ACTIVITY
The records appear below. Copy each one exactly.

******

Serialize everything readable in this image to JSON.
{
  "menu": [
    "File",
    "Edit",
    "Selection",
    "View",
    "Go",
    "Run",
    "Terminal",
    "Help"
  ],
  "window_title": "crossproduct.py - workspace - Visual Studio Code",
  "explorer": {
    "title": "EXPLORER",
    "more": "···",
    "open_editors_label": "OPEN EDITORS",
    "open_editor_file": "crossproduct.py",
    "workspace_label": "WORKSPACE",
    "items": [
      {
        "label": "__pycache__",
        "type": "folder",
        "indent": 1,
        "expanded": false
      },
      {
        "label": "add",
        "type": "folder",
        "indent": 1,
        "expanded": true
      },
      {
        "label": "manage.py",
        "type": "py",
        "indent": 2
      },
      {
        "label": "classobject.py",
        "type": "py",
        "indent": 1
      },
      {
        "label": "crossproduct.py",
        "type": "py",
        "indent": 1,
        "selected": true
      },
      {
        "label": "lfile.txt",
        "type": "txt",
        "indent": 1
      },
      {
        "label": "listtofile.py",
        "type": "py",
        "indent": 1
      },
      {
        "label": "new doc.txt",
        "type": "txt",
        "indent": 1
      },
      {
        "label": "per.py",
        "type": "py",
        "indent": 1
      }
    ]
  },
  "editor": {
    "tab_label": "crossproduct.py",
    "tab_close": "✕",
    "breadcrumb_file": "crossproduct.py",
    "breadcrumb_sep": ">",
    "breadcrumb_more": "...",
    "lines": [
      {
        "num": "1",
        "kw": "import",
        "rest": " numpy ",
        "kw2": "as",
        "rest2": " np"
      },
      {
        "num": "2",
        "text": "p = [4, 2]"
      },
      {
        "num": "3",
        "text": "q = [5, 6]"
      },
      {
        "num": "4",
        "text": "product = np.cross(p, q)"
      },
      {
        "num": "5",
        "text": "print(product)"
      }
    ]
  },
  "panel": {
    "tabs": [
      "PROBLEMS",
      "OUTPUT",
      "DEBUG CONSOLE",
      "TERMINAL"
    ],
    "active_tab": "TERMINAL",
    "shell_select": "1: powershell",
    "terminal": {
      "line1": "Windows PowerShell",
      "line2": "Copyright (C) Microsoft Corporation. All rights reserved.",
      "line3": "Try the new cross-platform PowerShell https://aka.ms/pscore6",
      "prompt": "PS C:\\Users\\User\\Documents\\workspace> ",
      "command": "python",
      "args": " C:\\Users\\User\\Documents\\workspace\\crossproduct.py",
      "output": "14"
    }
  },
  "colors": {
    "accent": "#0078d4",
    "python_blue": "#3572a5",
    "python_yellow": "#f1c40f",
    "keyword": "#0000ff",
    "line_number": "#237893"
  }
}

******

TASK SOLUTION
Serialize everything readable in this image to JSON.
{
  "menu": [
    "File",
    "Edit",
    "Selection",
    "View",
    "Go",
    "Run",
    "Terminal",
    "Help"
  ],
  "window_title": "crossproduct.py - workspace - Visual Studio Code",
  "explorer": {
    "title": "EXPLORER",
    "more": "···",
    "open_editors_label": "OPEN EDITORS",
    "open_editor_file": "crossproduct.py",
    "workspace_label": "WORKSPACE",
    "items": [
      {
        "label": "__pycache__",
        "type": "folder",
        "indent": 1,
        "expanded": false
      },
      {
        "label": "add",
        "type": "folder",
        "indent": 1,
        "expanded": true
      },
      {
        "label": "manage.py",
        "type": "py",
        "indent": 2
      },
      {
        "label": "classobject.py",
        "type": "py",
        "indent": 1
      },
      {
        "label": "crossproduct.py",
        "type": "py",
        "indent": 1,
        "selected": true
      },
      {
        "label": "lfile.txt",
        "type": "txt",
        "indent": 1
      },
      {
        "label": "listtofile.py",
        "type": "py",
        "indent": 1
      },
      {
        "label": "new doc.txt",
        "type": "txt",
        "indent": 1
      },
      {
        "label": "per.py",
        "type": "py",
        "indent": 1
      }
    ]
  },
  "editor": {
    "tab_label": "crossproduct.py",
    "tab_close": "✕",
    "breadcrumb_file": "crossproduct.py",
    "breadcrumb_sep": ">",
    "breadcrumb_more": "...",
    "lines": [
      {
        "num": "1",
        "kw": "import",
        "rest": " numpy ",
        "kw2": "as",
        "rest2": " np"
      },
      {
        "num": "2",
        "text": "p = [4, 2]"
      },
      {
        "num": "3",
        "text": "q = [5, 6]"
      },
      {
        "num": "4",
        "text": "product = np.cross(p, q)"
      },
      {
        "num": "5",
        "text": "print(product)"
      }
    ]
  },
  "panel": {
    "tabs": [
      "PROBLEMS",
      "OUTPUT",
      "DEBUG CONSOLE",
      "TERMINAL"
    ],
    "active_tab": "TERMINAL",
    "shell_select": "1: powershell",
    "terminal": {
      "line1": "Windows PowerShell",
      "line2": "Copyright (C) Microsoft Corporation. All rights reserved.",
      "line3": "Try the new cross-platform PowerShell https://aka.ms/pscore6",
      "prompt": "PS C:\\Users\\User\\Documents\\workspace> ",
      "command": "python",
      "args": " C:\\Users\\User\\Documents\\workspace\\crossproduct.py",
      "output": "14"
    }
  },
  "colors": {
    "accent": "#0078d4",
    "python_blue": "#3572a5",
    "python_yellow": "#f1c40f",
    "keyword": "#0000ff",
    "line_number": "#237893"
  }
}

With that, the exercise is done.